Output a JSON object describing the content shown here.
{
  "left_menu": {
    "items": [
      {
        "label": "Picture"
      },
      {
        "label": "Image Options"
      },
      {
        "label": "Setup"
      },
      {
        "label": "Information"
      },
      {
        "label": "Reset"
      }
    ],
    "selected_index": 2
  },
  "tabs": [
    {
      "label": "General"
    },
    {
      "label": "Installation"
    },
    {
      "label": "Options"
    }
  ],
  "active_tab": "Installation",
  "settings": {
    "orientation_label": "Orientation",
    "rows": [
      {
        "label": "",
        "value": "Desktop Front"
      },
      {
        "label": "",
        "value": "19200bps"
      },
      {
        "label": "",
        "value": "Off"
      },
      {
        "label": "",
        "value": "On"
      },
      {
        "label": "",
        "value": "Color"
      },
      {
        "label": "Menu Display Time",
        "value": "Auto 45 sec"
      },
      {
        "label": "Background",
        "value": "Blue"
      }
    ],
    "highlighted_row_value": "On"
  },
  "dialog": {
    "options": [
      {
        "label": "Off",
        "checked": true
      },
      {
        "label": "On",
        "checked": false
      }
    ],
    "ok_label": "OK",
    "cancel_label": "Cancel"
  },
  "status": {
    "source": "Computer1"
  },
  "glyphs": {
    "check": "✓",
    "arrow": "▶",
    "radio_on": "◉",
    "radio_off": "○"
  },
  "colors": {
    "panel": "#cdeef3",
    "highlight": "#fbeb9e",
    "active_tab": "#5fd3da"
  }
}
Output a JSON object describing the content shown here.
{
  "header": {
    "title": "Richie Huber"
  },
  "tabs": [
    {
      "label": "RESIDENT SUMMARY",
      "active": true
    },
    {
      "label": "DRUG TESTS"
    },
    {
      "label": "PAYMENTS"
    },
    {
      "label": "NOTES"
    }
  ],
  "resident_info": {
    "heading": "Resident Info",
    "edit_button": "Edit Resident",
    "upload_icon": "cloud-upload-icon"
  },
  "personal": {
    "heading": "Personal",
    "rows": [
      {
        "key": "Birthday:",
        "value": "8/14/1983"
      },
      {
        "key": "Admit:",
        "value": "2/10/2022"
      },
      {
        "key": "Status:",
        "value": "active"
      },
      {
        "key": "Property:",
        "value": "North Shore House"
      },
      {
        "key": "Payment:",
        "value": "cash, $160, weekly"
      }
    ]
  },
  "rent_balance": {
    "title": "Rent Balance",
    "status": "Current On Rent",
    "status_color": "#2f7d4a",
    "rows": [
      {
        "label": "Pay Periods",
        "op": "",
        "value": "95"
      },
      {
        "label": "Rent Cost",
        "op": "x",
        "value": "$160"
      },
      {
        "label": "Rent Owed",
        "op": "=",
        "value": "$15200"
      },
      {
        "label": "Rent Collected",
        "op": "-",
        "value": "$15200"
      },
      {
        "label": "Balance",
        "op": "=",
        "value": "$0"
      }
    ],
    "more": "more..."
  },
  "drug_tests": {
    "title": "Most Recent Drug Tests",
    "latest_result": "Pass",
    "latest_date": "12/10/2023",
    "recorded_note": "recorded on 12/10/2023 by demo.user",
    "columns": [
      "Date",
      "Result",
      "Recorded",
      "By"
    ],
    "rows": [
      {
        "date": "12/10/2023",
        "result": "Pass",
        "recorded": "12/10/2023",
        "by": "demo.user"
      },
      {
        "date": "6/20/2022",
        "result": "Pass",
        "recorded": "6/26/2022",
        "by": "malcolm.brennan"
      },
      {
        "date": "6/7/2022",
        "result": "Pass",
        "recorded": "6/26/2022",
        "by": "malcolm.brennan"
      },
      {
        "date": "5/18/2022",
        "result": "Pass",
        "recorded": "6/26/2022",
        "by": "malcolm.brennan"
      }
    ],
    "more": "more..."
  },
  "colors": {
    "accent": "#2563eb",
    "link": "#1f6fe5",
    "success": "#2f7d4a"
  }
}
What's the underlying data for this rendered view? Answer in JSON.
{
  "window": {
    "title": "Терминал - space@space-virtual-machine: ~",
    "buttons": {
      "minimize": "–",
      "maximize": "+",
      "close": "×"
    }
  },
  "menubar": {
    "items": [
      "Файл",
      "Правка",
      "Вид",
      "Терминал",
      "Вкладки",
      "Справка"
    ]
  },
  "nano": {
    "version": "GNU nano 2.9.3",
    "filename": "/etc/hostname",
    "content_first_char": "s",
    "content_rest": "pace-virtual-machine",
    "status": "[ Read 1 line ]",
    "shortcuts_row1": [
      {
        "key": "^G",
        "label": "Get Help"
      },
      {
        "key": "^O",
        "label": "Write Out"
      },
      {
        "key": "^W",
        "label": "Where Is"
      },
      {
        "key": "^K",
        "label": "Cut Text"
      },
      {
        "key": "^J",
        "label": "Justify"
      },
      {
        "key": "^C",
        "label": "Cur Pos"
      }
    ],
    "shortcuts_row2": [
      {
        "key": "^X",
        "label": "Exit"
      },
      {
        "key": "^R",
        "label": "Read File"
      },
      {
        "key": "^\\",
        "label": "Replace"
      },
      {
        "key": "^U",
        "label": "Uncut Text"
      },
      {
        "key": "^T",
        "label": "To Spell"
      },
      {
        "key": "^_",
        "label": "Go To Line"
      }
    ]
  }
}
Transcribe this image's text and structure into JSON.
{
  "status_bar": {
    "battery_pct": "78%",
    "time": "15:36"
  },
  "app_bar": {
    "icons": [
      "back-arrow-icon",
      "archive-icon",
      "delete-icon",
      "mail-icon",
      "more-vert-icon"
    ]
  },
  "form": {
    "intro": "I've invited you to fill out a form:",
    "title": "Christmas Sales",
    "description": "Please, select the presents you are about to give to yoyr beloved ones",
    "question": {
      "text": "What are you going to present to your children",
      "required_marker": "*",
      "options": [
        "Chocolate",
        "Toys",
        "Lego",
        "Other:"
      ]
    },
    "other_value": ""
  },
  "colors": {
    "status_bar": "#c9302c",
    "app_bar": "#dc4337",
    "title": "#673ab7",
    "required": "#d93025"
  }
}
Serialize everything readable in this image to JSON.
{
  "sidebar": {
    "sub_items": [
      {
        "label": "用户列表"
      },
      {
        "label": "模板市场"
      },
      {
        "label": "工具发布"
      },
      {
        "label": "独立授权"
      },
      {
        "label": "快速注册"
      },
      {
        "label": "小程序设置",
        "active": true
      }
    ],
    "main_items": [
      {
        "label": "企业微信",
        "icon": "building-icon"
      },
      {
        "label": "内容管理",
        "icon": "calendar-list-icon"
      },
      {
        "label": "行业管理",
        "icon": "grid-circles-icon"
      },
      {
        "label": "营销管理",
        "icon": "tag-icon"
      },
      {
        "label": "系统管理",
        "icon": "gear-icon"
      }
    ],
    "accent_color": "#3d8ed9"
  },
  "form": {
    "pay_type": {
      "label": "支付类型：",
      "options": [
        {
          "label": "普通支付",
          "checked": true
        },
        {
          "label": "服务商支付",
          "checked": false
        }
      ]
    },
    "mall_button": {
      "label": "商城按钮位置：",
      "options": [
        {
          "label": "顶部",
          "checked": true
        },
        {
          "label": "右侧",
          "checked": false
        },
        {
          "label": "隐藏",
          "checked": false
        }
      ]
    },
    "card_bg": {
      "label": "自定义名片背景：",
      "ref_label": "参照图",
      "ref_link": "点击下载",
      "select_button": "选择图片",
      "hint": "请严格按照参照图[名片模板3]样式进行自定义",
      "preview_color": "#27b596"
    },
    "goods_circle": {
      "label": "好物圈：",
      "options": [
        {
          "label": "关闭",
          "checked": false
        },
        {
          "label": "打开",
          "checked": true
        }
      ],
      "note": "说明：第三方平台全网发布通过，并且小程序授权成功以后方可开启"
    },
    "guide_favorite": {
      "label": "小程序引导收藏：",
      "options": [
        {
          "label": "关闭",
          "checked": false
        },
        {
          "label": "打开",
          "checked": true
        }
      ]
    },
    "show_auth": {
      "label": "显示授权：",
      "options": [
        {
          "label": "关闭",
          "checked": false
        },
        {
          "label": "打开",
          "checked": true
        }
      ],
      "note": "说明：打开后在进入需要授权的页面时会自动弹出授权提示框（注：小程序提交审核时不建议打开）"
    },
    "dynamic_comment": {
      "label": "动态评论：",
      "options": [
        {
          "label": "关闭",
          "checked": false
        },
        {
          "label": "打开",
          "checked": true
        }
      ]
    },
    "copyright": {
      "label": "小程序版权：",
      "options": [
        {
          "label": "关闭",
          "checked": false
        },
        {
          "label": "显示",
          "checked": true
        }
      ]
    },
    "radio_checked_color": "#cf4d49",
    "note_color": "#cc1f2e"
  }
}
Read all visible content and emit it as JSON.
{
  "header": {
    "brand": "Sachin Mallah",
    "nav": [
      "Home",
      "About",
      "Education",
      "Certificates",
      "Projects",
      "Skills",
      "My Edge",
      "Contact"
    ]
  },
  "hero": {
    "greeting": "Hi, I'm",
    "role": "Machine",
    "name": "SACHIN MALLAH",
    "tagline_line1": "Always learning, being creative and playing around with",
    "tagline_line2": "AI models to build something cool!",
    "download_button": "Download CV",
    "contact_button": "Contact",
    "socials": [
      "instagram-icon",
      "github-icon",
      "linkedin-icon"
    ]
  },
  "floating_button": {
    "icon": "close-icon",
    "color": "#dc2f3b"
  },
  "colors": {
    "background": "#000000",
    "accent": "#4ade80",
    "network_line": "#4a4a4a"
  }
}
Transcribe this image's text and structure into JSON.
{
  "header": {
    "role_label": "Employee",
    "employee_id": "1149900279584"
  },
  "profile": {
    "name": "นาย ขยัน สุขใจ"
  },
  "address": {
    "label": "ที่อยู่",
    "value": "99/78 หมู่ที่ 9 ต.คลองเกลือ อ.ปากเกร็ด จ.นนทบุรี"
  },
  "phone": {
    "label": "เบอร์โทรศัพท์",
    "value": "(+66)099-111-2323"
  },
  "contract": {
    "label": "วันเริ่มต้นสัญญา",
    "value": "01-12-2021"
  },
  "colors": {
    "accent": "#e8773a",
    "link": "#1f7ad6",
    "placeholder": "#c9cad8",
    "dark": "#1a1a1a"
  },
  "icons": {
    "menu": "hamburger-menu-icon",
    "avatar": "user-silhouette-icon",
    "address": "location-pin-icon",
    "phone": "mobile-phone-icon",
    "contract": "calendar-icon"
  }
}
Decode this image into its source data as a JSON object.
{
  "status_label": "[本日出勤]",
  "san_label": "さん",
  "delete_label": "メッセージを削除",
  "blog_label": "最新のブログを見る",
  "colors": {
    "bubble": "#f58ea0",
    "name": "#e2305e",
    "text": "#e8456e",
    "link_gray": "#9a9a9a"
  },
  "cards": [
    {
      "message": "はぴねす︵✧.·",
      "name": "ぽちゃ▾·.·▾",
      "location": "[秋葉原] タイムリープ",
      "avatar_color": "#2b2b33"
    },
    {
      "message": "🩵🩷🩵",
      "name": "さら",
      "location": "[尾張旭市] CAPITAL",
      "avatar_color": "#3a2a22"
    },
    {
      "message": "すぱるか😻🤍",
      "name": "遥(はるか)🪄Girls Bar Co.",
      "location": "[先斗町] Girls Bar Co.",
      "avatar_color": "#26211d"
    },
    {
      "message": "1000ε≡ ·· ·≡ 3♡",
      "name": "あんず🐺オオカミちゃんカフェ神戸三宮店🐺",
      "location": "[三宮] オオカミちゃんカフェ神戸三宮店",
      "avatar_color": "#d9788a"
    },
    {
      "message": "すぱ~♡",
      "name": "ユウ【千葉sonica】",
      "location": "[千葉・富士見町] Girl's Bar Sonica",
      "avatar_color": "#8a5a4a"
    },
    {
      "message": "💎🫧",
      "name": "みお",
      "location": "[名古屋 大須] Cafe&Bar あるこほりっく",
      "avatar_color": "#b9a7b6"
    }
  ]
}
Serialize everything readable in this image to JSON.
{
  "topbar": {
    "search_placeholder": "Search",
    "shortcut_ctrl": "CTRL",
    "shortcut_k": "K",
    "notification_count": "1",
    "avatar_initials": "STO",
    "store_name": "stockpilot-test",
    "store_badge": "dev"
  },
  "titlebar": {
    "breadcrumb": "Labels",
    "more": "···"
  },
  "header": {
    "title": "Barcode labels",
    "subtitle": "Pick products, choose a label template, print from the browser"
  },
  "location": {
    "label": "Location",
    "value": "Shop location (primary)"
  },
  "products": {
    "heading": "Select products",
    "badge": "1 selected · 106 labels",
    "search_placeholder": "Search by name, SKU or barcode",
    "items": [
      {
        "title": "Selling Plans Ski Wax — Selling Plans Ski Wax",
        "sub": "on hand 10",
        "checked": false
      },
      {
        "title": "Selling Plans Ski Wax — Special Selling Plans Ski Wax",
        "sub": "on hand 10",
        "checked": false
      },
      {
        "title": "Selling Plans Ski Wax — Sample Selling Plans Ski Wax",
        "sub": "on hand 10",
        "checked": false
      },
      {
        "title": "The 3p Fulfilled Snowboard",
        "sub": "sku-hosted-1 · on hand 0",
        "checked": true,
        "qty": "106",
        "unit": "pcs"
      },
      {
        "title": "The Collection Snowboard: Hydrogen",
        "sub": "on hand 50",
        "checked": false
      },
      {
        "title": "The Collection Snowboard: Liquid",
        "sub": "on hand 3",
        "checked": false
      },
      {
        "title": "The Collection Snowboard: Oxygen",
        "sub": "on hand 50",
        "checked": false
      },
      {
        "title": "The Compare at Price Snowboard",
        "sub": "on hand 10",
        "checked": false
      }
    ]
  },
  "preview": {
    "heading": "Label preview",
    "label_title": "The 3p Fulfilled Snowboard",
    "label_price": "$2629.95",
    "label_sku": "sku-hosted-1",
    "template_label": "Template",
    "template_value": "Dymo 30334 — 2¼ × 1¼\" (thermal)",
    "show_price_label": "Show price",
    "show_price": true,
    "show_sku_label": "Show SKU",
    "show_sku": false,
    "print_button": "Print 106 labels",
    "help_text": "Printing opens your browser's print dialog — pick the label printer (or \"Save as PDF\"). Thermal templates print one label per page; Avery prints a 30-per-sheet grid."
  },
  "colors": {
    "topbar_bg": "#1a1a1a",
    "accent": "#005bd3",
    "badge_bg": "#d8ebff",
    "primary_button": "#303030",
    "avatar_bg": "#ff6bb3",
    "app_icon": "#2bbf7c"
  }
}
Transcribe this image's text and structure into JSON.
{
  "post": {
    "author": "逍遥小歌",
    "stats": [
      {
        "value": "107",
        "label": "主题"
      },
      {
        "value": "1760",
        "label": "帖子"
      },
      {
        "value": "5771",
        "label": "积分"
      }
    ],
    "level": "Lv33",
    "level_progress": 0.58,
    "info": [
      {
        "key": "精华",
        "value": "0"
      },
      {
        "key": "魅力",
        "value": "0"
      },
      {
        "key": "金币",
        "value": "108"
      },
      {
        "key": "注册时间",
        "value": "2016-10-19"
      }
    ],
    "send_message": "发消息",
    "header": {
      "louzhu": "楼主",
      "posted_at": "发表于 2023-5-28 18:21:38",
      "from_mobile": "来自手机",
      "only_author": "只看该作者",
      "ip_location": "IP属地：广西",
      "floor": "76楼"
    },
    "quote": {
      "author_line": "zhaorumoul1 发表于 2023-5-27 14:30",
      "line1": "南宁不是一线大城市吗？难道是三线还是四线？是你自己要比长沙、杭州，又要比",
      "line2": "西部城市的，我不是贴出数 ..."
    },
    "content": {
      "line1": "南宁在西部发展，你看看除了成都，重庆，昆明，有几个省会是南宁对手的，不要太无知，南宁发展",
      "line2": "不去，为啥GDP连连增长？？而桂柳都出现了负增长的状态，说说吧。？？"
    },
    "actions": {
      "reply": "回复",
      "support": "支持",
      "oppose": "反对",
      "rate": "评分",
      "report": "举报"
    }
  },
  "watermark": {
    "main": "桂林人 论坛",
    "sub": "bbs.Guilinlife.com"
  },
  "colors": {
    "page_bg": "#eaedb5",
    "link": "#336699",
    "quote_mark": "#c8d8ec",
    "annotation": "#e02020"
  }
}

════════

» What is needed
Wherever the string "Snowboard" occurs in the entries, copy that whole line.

» Result for this task
        "title": "The 3p Fulfilled Snowboard",
        "title": "The Collection Snowboard: Hydrogen",
        "title": "The Collection Snowboard: Liquid",
        "title": "The Collection Snowboard: Oxygen",
        "title": "The Compare at Price Snowboard",
    "label_title": "The 3p Fulfilled Snowboard",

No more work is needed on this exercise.